Element data from apps and pages:
———

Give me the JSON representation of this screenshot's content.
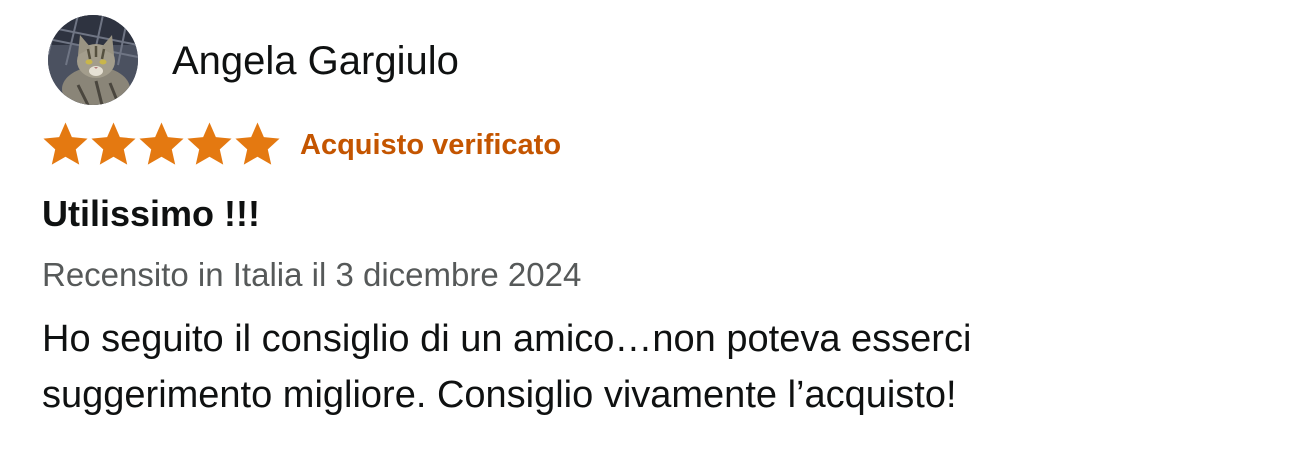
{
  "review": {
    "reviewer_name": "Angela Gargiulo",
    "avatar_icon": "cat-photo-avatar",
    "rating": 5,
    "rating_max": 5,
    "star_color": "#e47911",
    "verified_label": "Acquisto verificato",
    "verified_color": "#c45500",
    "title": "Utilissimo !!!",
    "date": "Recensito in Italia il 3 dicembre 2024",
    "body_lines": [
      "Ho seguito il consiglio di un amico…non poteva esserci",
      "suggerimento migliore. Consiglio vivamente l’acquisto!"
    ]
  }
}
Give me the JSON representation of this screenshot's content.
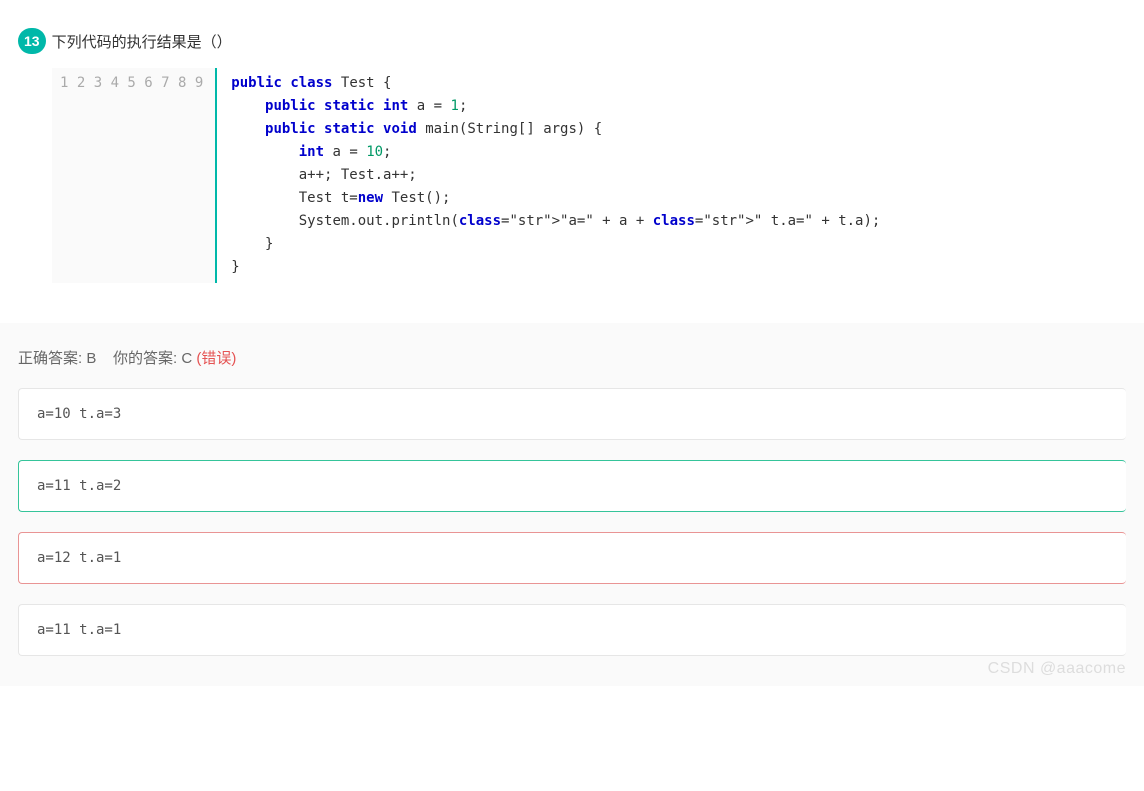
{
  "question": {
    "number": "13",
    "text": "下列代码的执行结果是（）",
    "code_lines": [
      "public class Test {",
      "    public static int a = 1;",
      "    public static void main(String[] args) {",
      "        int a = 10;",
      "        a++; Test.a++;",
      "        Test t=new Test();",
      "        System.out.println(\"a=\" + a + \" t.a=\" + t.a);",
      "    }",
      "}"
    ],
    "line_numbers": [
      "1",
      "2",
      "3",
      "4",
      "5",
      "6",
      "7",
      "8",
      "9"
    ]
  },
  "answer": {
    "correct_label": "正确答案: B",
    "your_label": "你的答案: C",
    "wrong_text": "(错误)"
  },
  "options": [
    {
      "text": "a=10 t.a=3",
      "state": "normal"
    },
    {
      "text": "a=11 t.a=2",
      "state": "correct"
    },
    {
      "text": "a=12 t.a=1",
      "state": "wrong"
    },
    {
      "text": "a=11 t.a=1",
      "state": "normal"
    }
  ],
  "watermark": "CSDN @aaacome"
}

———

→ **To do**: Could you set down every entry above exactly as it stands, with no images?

→ **Finished task**:
Give me the JSON representation of this screenshot's content.
{
  "review": {
    "reviewer_name": "Angela Gargiulo",
    "avatar_icon": "cat-photo-avatar",
    "rating": 5,
    "rating_max": 5,
    "star_color": "#e47911",
    "verified_label": "Acquisto verificato",
    "verified_color": "#c45500",
    "title": "Utilissimo !!!",
    "date": "Recensito in Italia il 3 dicembre 2024",
    "body_lines": [
      "Ho seguito il consiglio di un amico…non poteva esserci",
      "suggerimento migliore. Consiglio vivamente l’acquisto!"
    ]
  }
}
Give me the JSON representation of this screenshot's content.
{
  "question": {
    "number": "13",
    "text": "下列代码的执行结果是（）",
    "code_lines": [
      "public class Test {",
      "    public static int a = 1;",
      "    public static void main(String[] args) {",
      "        int a = 10;",
      "        a++; Test.a++;",
      "        Test t=new Test();",
      "        System.out.println(\"a=\" + a + \" t.a=\" + t.a);",
      "    }",
      "}"
    ],
    "line_numbers": [
      "1",
      "2",
      "3",
      "4",
      "5",
      "6",
      "7",
      "8",
      "9"
    ]
  },
  "answer": {
    "correct_label": "正确答案: B",
    "your_label": "你的答案: C",
    "wrong_text": "(错误)"
  },
  "options": [
    {
      "text": "a=10 t.a=3",
      "state": "normal"
    },
    {
      "text": "a=11 t.a=2",
      "state": "correct"
    },
    {
      "text": "a=12 t.a=1",
      "state": "wrong"
    },
    {
      "text": "a=11 t.a=1",
      "state": "normal"
    }
  ],
  "watermark": "CSDN @aaacome"
}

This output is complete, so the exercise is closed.